REQUIRED ACTION :: Each line of the data must be copied exactly.

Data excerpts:
──────
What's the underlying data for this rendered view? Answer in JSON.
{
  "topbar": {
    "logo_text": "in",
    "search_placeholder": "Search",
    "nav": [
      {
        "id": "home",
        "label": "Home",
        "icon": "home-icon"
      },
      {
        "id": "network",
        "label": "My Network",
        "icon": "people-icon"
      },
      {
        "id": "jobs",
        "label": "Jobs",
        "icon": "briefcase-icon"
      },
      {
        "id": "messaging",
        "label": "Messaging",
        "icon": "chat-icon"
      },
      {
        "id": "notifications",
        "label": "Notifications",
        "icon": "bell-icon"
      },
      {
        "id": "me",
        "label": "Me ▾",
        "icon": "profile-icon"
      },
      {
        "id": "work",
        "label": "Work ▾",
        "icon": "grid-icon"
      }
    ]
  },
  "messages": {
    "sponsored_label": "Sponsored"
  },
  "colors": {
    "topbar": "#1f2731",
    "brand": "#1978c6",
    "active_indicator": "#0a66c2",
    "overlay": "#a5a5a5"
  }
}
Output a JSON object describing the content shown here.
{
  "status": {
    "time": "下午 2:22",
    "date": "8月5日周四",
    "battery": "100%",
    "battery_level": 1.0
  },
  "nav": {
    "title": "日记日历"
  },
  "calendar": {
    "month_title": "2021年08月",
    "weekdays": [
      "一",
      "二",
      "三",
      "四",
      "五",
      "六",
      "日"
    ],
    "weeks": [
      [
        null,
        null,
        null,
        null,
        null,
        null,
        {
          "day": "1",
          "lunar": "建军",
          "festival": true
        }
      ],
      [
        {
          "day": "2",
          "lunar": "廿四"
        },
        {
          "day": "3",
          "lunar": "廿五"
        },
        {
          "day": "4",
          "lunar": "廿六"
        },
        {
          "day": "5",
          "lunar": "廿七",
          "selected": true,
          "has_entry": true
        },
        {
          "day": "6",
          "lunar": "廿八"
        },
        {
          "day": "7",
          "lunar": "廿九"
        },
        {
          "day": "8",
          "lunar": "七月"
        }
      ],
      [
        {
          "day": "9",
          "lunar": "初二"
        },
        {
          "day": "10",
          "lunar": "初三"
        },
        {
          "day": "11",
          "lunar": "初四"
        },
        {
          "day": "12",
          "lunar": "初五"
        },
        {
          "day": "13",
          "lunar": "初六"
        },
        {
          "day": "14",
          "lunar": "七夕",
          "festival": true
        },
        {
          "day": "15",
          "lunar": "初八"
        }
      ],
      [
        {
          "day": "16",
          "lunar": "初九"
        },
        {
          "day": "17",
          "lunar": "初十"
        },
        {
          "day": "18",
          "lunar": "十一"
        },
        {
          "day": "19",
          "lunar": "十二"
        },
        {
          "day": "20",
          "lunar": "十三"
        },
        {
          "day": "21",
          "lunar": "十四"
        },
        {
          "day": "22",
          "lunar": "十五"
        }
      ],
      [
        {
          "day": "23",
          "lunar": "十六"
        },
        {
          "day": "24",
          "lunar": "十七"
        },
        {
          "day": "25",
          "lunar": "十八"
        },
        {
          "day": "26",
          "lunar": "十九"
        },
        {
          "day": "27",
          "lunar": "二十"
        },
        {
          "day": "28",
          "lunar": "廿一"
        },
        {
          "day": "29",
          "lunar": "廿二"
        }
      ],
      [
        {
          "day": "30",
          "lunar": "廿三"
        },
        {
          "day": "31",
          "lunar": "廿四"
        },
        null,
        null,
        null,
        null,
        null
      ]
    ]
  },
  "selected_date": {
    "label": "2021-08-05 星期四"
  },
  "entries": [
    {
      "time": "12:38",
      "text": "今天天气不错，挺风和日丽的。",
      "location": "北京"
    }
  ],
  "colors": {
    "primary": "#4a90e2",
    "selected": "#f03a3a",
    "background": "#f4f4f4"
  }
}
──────
EXERCISE OUTPUT ::
What's the underlying data for this rendered view? Answer in JSON.
{
  "topbar": {
    "logo_text": "in",
    "search_placeholder": "Search",
    "nav": [
      {
        "id": "home",
        "label": "Home",
        "icon": "home-icon"
      },
      {
        "id": "network",
        "label": "My Network",
        "icon": "people-icon"
      },
      {
        "id": "jobs",
        "label": "Jobs",
        "icon": "briefcase-icon"
      },
      {
        "id": "messaging",
        "label": "Messaging",
        "icon": "chat-icon"
      },
      {
        "id": "notifications",
        "label": "Notifications",
        "icon": "bell-icon"
      },
      {
        "id": "me",
        "label": "Me ▾",
        "icon": "profile-icon"
      },
      {
        "id": "work",
        "label": "Work ▾",
        "icon": "grid-icon"
      }
    ]
  },
  "messages": {
    "sponsored_label": "Sponsored"
  },
  "colors": {
    "topbar": "#1f2731",
    "brand": "#1978c6",
    "active_indicator": "#0a66c2",
    "overlay": "#a5a5a5"
  }
}
Output a JSON object describing the content shown here.
{
  "status": {
    "time": "下午 2:22",
    "date": "8月5日周四",
    "battery": "100%",
    "battery_level": 1.0
  },
  "nav": {
    "title": "日记日历"
  },
  "calendar": {
    "month_title": "2021年08月",
    "weekdays": [
      "一",
      "二",
      "三",
      "四",
      "五",
      "六",
      "日"
    ],
    "weeks": [
      [
        null,
        null,
        null,
        null,
        null,
        null,
        {
          "day": "1",
          "lunar": "建军",
          "festival": true
        }
      ],
      [
        {
          "day": "2",
          "lunar": "廿四"
        },
        {
          "day": "3",
          "lunar": "廿五"
        },
        {
          "day": "4",
          "lunar": "廿六"
        },
        {
          "day": "5",
          "lunar": "廿七",
          "selected": true,
          "has_entry": true
        },
        {
          "day": "6",
          "lunar": "廿八"
        },
        {
          "day": "7",
          "lunar": "廿九"
        },
        {
          "day": "8",
          "lunar": "七月"
        }
      ],
      [
        {
          "day": "9",
          "lunar": "初二"
        },
        {
          "day": "10",
          "lunar": "初三"
        },
        {
          "day": "11",
          "lunar": "初四"
        },
        {
          "day": "12",
          "lunar": "初五"
        },
        {
          "day": "13",
          "lunar": "初六"
        },
        {
          "day": "14",
          "lunar": "七夕",
          "festival": true
        },
        {
          "day": "15",
          "lunar": "初八"
        }
      ],
      [
        {
          "day": "16",
          "lunar": "初九"
        },
        {
          "day": "17",
          "lunar": "初十"
        },
        {
          "day": "18",
          "lunar": "十一"
        },
        {
          "day": "19",
          "lunar": "十二"
        },
        {
          "day": "20",
          "lunar": "十三"
        },
        {
          "day": "21",
          "lunar": "十四"
        },
        {
          "day": "22",
          "lunar": "十五"
        }
      ],
      [
        {
          "day": "23",
          "lunar": "十六"
        },
        {
          "day": "24",
          "lunar": "十七"
        },
        {
          "day": "25",
          "lunar": "十八"
        },
        {
          "day": "26",
          "lunar": "十九"
        },
        {
          "day": "27",
          "lunar": "二十"
        },
        {
          "day": "28",
          "lunar": "廿一"
        },
        {
          "day": "29",
          "lunar": "廿二"
        }
      ],
      [
        {
          "day": "30",
          "lunar": "廿三"
        },
        {
          "day": "31",
          "lunar": "廿四"
        },
        null,
        null,
        null,
        null,
        null
      ]
    ]
  },
  "selected_date": {
    "label": "2021-08-05 星期四"
  },
  "entries": [
    {
      "time": "12:38",
      "text": "今天天气不错，挺风和日丽的。",
      "location": "北京"
    }
  ],
  "colors": {
    "primary": "#4a90e2",
    "selected": "#f03a3a",
    "background": "#f4f4f4"
  }
}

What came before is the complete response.